About the AlloyDB columnar engine

This page provides an overview of the columnar engine that AlloyDB for PostgreSQL offers and shows how to use it.

The AlloyDB columnar engine accelerates SQL query processing of scans, joins, and aggregates by providing these components:

  • A column store that contains table and materialized-view data for selected columns, reorganized into a column-oriented format.

  • A columnar query planner and execution engine to support use of the column store in queries.

The columnar engine can be used on the primary instance, a read pool instance, or both. You can also use auto-columnarization to analyze your workload and automatically populate the column store with the columns that provide the best performance gain.

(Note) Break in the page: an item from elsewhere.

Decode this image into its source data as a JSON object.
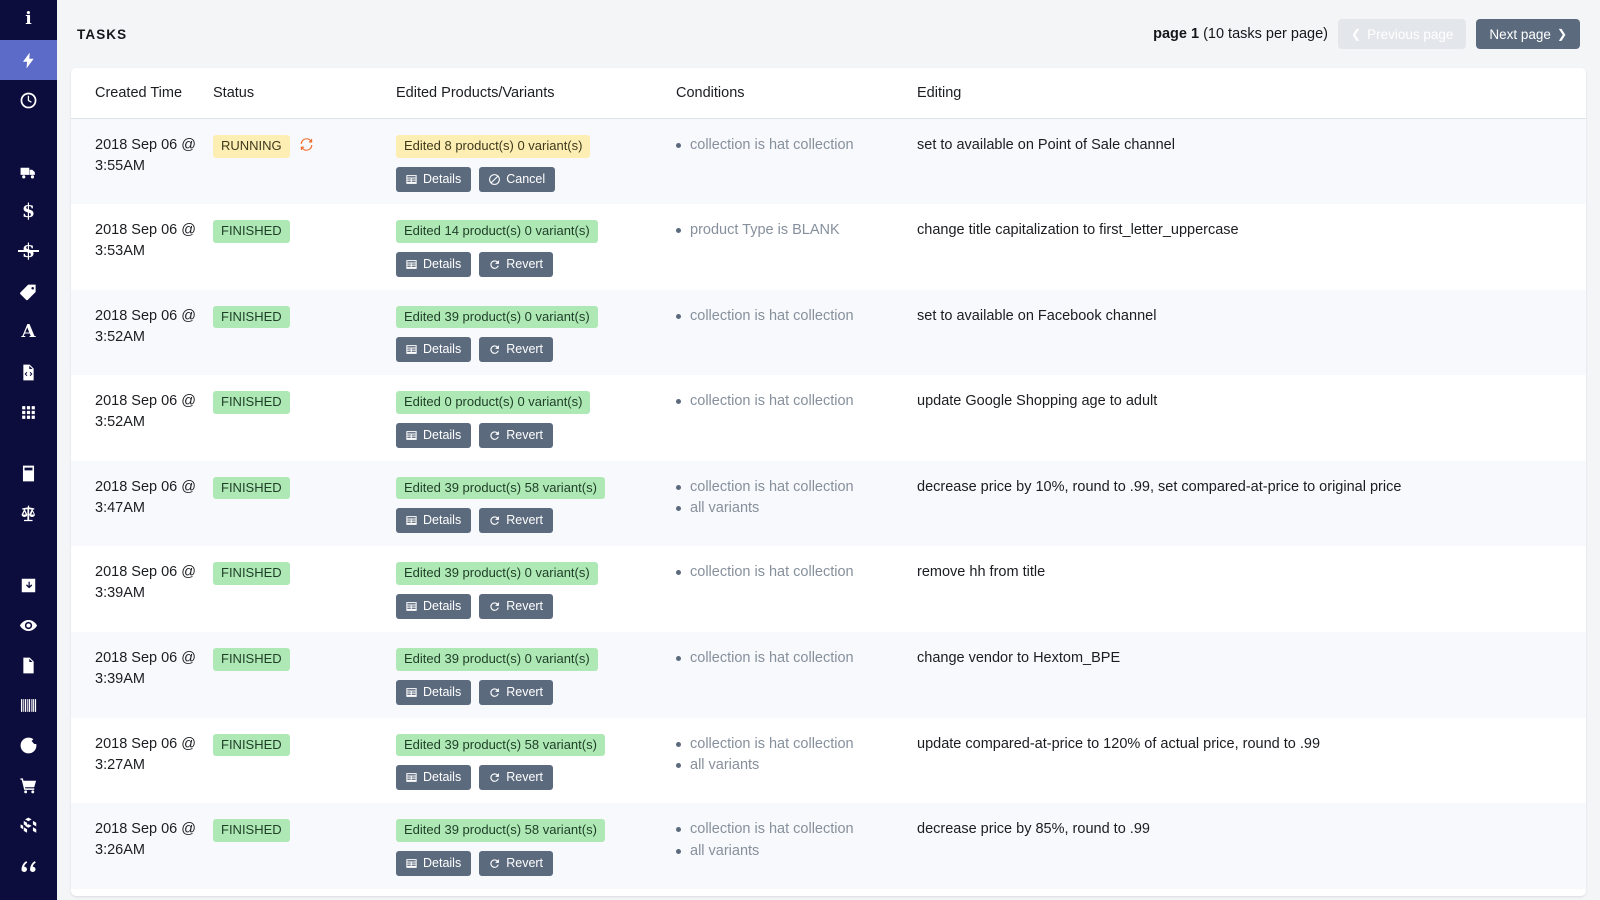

To use the columnar engine with a specific query, all columns in that query fragments, such as joins, scans, etc., must be in the column store.

By default, the columnar engine is set to use 30% of your instance's memory. Depending on your workload, memory usage, and if you have a read pool configured, you may choose to reduce the columnar engine memory allocation on your primary instance and allocate more memory to the read pool instance. To view and monitor memory usage by the columnar engine, see View column store memory usage. To modify the memory size used by the column store, see Configure the size of the column store. To find the recommended columnar engine memory size for your instance, see Recommend column store memory size.

Query types that benefit from the columnar engine

Certain queries can benefit from the columnar engine. The following is a list of operations and their query patterns that benefit most from the columnar engine:

  • Table scans

    • It has selective filters, such as WHERE clauses.
    • It uses a small number of columns from a larger table or materialized view.
    • It uses expressions such as LIKE, SUBSTR, or `TRIM.
  • Aggregation functions

    • They only use the following expressions: SUM, MIN, MAX, AVG, and COUNT.
    • They are at the beginning of the query of a columnar scan.
    • They are ungrouped, or are grouped-by columns.
  • ORDER-BY: only if the operator is at the beginning of the query of a columnar scan.

  • SORT: only if the operator is at the beginning of the query of a columnar scan and sorts only on the base columns of the table or the materialized view.

  • LIMIT: only if the operator is at the beginning of the query of a columnar scan and is before any SORT or GROUP BY operators.

  • INNER HASH JOIN only if the keys used are columns and no join qualifiers are used.

  • Selective joins only if the joins are at the beginning of the query of a columnar scan.

For more information on which queries work best with the columnar engine, whether the columnar engine was used by a query, and how it was used, see Verify usage of the columnar engine using EXPLAIN.

How to use the columnar engine

To use the columnar engine in an AlloyDB instance, you perform these high-level steps:

  1. Enable the engine on the instance.

    Enabling the engine is a one-time operation and requires a restart.

  2. Add columns to the column store.

    To add columns to the column store, use one of the following methods:

  3. You can track what's in the column store using the g_columnar_relations view, and, after columns have been added, you can use the EXPLAIN statement to verify usage of the columnar engine in SQL queries.

For detailed instructions on how to use the columnar engine, see Configure the columnar engine.

What data you can add to the column store

There are some limitations on the data types and data sources you can use when adding columns to the column store.

Supported data types

The columnar engine supports only columns with the following built-in data types:

  • array
  • bigint
  • boolean
  • bytea
  • char
  • date
  • decimal
  • double precision
  • enum
  • float4
  • float8
  • integer
  • json (See the following note for restrictions.)
  • jsonb (See the following note for restrictions.)
  • numeric
  • real
  • serial
  • short
  • smallint
  • text
  • timestamp
  • uuid
  • varchar

The columnar engine ignores any attempts to manually add columns with unsupported data types to the column store.

Unsupported data sources

The columnar engine does not support tables or materialized views with the following attributes as data sources:

  • Non-leaf partitioned tables

  • Foreign tables

  • Tables or views with fewer than 5,000 rows

Columnar Engine limitations

  • If you're running an analytical query on a column that has an index, the AlloyDB optimizer may choose to use row-store.
  • Columns added manually to the column store aren't automatically removed. To force remove manually added columns, use google_columnar_engine_drop() on your instance.
  • Auto-columnarization may dynamically add and remove columns based on query usage.
  • Not all data types are supported by the columnar engine. To see supported data types, see supported data types.
  • Frequent updates to rows invalidate columnar data. To validate a table or a materialized view in the columnar store, you can either reduce the update frequency, or schedule more frequent the columnar engine refreshes.

    You can compare the invalid_block_count and total_block_count columns in g_columnar_relations to check if your table or view is impacted. If you have a frequent or high-volume changes to your table or view, the invalid_block_count will be high.